Description of the task
Please filter the entries and return only the lines that include "content".

Element data from apps and pages

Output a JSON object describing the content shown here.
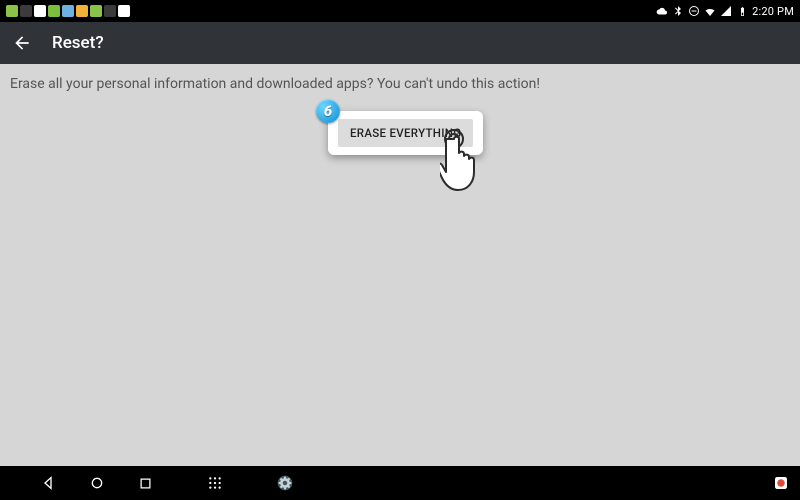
{
  "status_bar": {
    "left_apps": [
      {
        "name": "app1",
        "color": "#8bc34a"
      },
      {
        "name": "app2",
        "color": "#3b3b3b"
      },
      {
        "name": "app3",
        "color": "#ffffff"
      },
      {
        "name": "app4",
        "color": "#7bbf3c"
      },
      {
        "name": "app5",
        "color": "#6fb0e2"
      },
      {
        "name": "app6",
        "color": "#f0b238"
      },
      {
        "name": "app7",
        "color": "#8bc34a"
      },
      {
        "name": "app8",
        "color": "#3b3b3b"
      },
      {
        "name": "app9",
        "color": "#ffffff"
      }
    ],
    "time": "2:20 PM"
  },
  "action_bar": {
    "title": "Reset?"
  },
  "content": {
    "warning_text": "Erase all your personal information and downloaded apps? You can't undo this action!",
    "erase_button_label": "ERASE EVERYTHING",
    "step_number": "6"
  }
}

Result of this exercise
Output a JSON object describing the content shown here.
  "content": {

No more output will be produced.